Kenya–Human Rights Council–LGBTI Rights–July 2019

The Advocates for Human Rights, together with The Eagles for Life and Sign Ishara submitted a stakeholder report on gender and sexual-identity-based violence in Kenya for the 35th Session of the Working Group on the Universal Periodic Review.

LGBTI individuals in Kenya face discrimination, violence, persecution, and lack of protection from human rights violations. Many LGBTI individuals have given detailed accounts of physical and verbal abuse from their family, community, and vigilante groups due to their sexual orientation. The Kenyan penal code criminalizes same-sex conduct and “unnatural carnal knowledge,” which can be interpreted and used for a conviction at the discretion of law enforcement. LGBTI individuals are thus unprotected from local police who often solicit bribes or charge LGBTI individuals unlawfully. LGBTI individuals have also been denied access to education, employment, health services, and public spaces, including restaurants, hotels, and churches. Furthermore, LGBTI individuals are frequently subjected to forced medical examinations designed to prove their sexuality.

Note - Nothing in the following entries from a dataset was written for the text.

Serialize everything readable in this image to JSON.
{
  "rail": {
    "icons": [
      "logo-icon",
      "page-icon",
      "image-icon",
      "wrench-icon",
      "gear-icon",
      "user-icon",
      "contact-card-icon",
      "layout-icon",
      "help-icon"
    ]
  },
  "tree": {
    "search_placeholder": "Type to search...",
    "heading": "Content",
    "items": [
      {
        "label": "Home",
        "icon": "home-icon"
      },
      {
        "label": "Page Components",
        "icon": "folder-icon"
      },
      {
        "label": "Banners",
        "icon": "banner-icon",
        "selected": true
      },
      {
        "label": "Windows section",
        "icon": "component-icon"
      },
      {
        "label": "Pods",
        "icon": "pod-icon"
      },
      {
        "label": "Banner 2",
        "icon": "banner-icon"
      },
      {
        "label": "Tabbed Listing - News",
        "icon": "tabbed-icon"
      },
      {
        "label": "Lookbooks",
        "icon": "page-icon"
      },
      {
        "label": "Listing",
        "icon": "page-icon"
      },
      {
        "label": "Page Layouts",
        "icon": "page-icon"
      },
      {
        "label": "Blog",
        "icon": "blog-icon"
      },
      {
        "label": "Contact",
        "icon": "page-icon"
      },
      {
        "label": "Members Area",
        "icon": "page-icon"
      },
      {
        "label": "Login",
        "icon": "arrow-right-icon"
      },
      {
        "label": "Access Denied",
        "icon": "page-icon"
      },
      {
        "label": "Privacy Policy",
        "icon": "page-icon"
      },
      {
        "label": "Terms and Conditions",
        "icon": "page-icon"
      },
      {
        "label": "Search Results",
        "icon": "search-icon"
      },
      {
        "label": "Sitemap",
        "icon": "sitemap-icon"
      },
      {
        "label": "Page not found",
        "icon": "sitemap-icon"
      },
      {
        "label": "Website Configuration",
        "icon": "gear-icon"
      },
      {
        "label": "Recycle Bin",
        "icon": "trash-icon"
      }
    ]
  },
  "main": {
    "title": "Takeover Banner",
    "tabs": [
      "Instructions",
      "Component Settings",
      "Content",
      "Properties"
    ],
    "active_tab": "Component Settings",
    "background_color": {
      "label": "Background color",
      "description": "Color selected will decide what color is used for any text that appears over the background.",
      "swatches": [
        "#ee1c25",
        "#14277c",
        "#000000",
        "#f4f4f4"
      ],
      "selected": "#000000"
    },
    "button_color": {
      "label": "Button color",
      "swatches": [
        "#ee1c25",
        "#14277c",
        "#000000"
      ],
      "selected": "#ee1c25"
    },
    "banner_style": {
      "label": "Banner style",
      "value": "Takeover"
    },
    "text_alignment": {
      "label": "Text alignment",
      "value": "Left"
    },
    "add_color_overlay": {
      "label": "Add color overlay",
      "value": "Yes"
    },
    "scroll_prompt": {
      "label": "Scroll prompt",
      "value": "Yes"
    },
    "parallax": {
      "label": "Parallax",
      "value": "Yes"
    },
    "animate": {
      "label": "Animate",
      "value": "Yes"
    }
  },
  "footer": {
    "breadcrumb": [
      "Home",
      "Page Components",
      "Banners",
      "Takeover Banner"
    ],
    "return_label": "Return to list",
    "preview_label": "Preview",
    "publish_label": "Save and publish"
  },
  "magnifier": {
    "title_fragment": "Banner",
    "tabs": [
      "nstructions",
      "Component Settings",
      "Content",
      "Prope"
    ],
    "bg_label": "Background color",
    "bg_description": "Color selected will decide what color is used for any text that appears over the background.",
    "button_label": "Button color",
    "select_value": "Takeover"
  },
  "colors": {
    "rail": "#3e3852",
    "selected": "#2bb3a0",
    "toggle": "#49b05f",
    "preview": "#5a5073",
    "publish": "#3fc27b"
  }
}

During Kenya’s 2nd Cycle UPR in 2015, Kenya rejected five of the six recommendations concerning the protection of human rights of LGBTI individuals. This action contradicts Kenya’s obligations to the African Charter on Human Rights which calls for the protection of LGBTI individuals, and international law, which is automatically incorporated into Kenya’s domestic law via a dualist state structure. Kenya has responded to international pressure by drafting legislation and instigating programs that address gender diversity in the workplace and HIV/AIDS, but has refrained from directly acting on LGBTI human rights violations.

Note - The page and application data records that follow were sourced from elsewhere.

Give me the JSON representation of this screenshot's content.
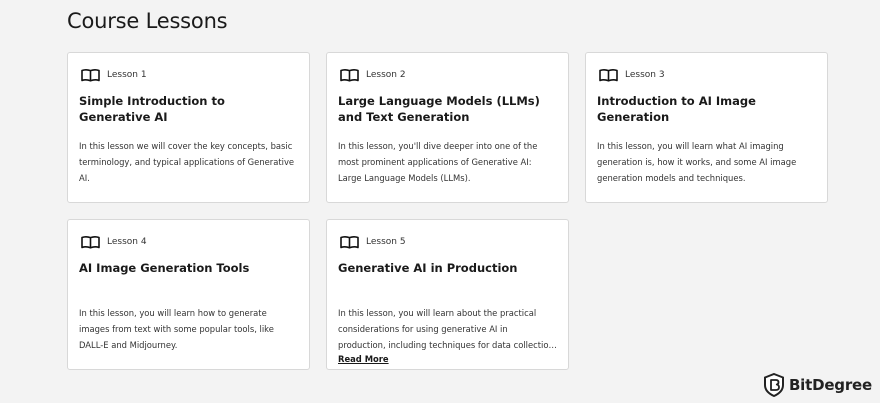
{
  "page": {
    "title": "Course Lessons"
  },
  "lessons": [
    {
      "label": "Lesson 1",
      "title": "Simple Introduction to Generative AI",
      "description": "In this lesson we will cover the key concepts, basic terminology, and typical applications of Generative AI.",
      "icon": "book-icon"
    },
    {
      "label": "Lesson 2",
      "title": "Large Language Models (LLMs) and Text Generation",
      "description": "In this lesson, you'll dive deeper into one of the most prominent applications of Generative AI: Large Language Models (LLMs).",
      "icon": "book-icon"
    },
    {
      "label": "Lesson 3",
      "title": "Introduction to AI Image Generation",
      "description": "In this lesson, you will learn what AI imaging generation is, how it works, and some AI image generation models and techniques.",
      "icon": "book-icon"
    },
    {
      "label": "Lesson 4",
      "title": "AI Image Generation Tools",
      "description": "In this lesson, you will learn how to generate images from text with some popular tools, like DALL-E and Midjourney.",
      "icon": "book-icon"
    },
    {
      "label": "Lesson 5",
      "title": "Generative AI in Production",
      "description": "In this lesson, you will learn about the practical considerations for using generative AI in production, including techniques for data collection, prompt...",
      "icon": "book-icon",
      "read_more": "Read More"
    }
  ],
  "brand": {
    "name": "BitDegree",
    "icon": "bitdegree-shield-logo"
  }
}
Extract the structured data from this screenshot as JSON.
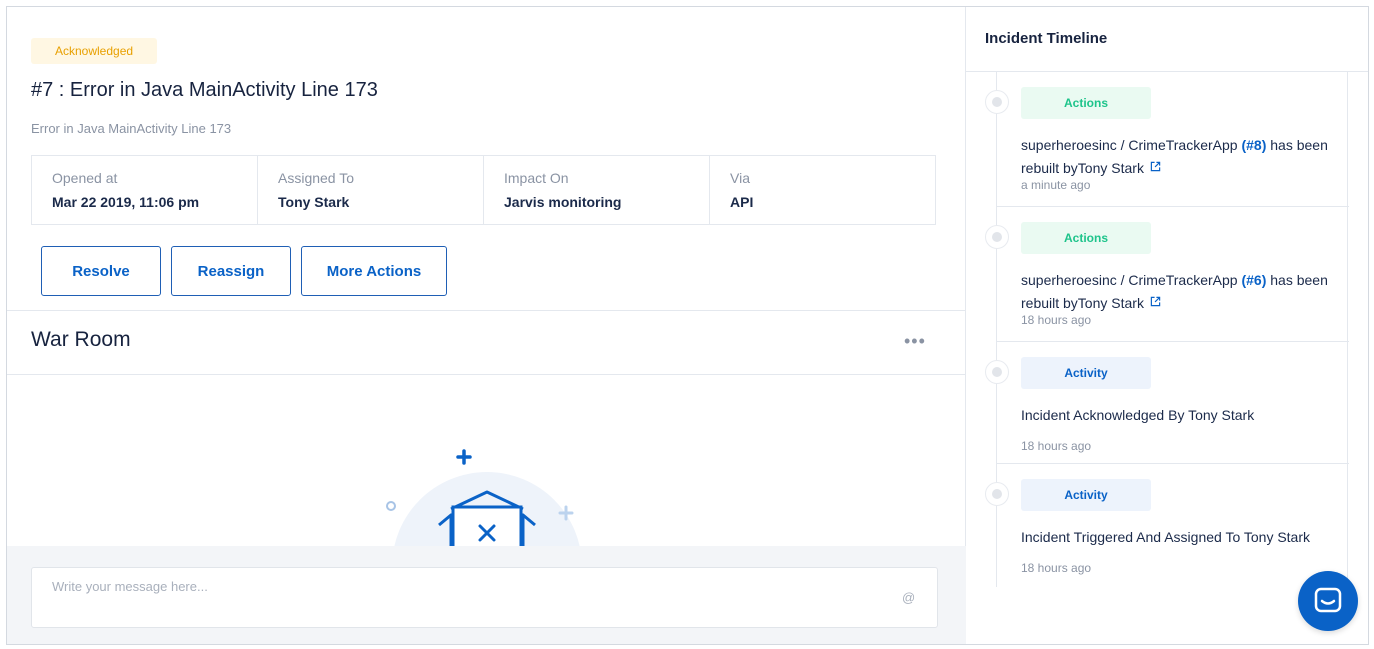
{
  "incident": {
    "status": "Acknowledged",
    "title": "#7 : Error in Java MainActivity Line 173",
    "subtitle": "Error in Java MainActivity Line 173",
    "meta": [
      {
        "label": "Opened at",
        "value": "Mar 22 2019, 11:06 pm"
      },
      {
        "label": "Assigned To",
        "value": "Tony Stark"
      },
      {
        "label": "Impact On",
        "value": "Jarvis monitoring"
      },
      {
        "label": "Via",
        "value": "API"
      }
    ],
    "buttons": {
      "resolve": "Resolve",
      "reassign": "Reassign",
      "more": "More Actions"
    }
  },
  "war_room": {
    "title": "War Room",
    "menu_icon": "more-horizontal-icon",
    "menu_glyph": "•••",
    "composer_placeholder": "Write your message here...",
    "at_glyph": "@",
    "empty_icon": "empty-mailbox-icon"
  },
  "timeline": {
    "title": "Incident Timeline",
    "items": [
      {
        "tag": "Actions",
        "text_pre": "superheroesinc / CrimeTrackerApp ",
        "link": "(#8)",
        "text_mid": " has been rebuilt byTony Stark",
        "time": "a minute ago"
      },
      {
        "tag": "Actions",
        "text_pre": "superheroesinc / CrimeTrackerApp ",
        "link": "(#6)",
        "text_mid": " has been rebuilt byTony Stark",
        "time": "18 hours ago"
      },
      {
        "tag": "Activity",
        "text": "Incident Acknowledged By Tony Stark",
        "time": "18 hours ago"
      },
      {
        "tag": "Activity",
        "text": "Incident Triggered And Assigned To Tony Stark",
        "time": "18 hours ago"
      }
    ]
  },
  "colors": {
    "accent": "#0a62c7",
    "acknowledged_text": "#e8a000",
    "acknowledged_bg": "#fff7e3",
    "actions_tag_text": "#1ec48b",
    "actions_tag_bg": "#eafaf2",
    "activity_tag_bg": "#edf3fc"
  },
  "chat_launcher_icon": "chat-icon"
}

This stakeholder submission suggests several recommendations for Kenya, including:

  • Decriminalize consensual same-sex conduct by repealing sections 162-165 from the  Penal Code
  • Adopt appropriate policies and measures to tackle social prejudices, stigmatization, harassment, discrimination, and violence against individuals because of their sexual orientation.
  • Implement the calls to action of Resolution 275 of the African Commission on Human and Peoples’ Rights in order to protect individuals from violence and abuse based on their sexual orientation and/or gender identity
  • Provide training for government officials around LGBTI issues, specifically health care providers, education professionals, and law enforcement officials to ensure trust within the LGBTI community
  • Assist LGBTI people who are more vulnerable to discrimination, harassment, and violence because of their economic situation, class, sex, or ethnicity
  • Increase access to health care services by taking active measures and designing policies to reach LGBTI individuals
  • Remove the practice of expelling LGBTI students from schools because of their sexual orientation and/or gender identity